# [Information supplied]
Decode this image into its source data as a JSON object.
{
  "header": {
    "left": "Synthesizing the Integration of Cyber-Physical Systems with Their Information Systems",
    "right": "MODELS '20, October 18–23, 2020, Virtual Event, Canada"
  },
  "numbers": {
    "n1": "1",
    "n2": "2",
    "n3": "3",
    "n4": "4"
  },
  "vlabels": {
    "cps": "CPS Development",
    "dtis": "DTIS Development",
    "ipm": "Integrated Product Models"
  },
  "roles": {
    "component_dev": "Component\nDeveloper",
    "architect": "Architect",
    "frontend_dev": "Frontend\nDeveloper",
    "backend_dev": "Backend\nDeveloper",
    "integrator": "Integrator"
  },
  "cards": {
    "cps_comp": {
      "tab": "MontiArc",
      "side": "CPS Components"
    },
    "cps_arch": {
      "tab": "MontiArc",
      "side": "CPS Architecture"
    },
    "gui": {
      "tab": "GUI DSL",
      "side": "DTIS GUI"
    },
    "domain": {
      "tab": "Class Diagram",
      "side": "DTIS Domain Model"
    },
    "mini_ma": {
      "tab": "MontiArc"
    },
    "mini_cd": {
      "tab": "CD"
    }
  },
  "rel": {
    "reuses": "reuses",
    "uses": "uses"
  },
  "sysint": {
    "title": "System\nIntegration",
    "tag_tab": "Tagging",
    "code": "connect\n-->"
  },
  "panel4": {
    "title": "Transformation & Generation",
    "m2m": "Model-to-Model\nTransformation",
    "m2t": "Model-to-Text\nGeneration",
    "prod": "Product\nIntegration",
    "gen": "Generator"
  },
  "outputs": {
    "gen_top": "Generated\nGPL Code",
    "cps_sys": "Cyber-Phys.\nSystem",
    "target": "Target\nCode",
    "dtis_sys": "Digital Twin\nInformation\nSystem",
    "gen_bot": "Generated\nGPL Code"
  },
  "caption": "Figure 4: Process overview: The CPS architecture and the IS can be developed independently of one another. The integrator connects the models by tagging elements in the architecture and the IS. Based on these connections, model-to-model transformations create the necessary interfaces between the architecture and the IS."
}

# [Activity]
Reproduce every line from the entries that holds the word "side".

# [Expected answer]
      "side": "CPS Components"
      "side": "CPS Architecture"
      "side": "DTIS GUI"
      "side": "DTIS Domain Model"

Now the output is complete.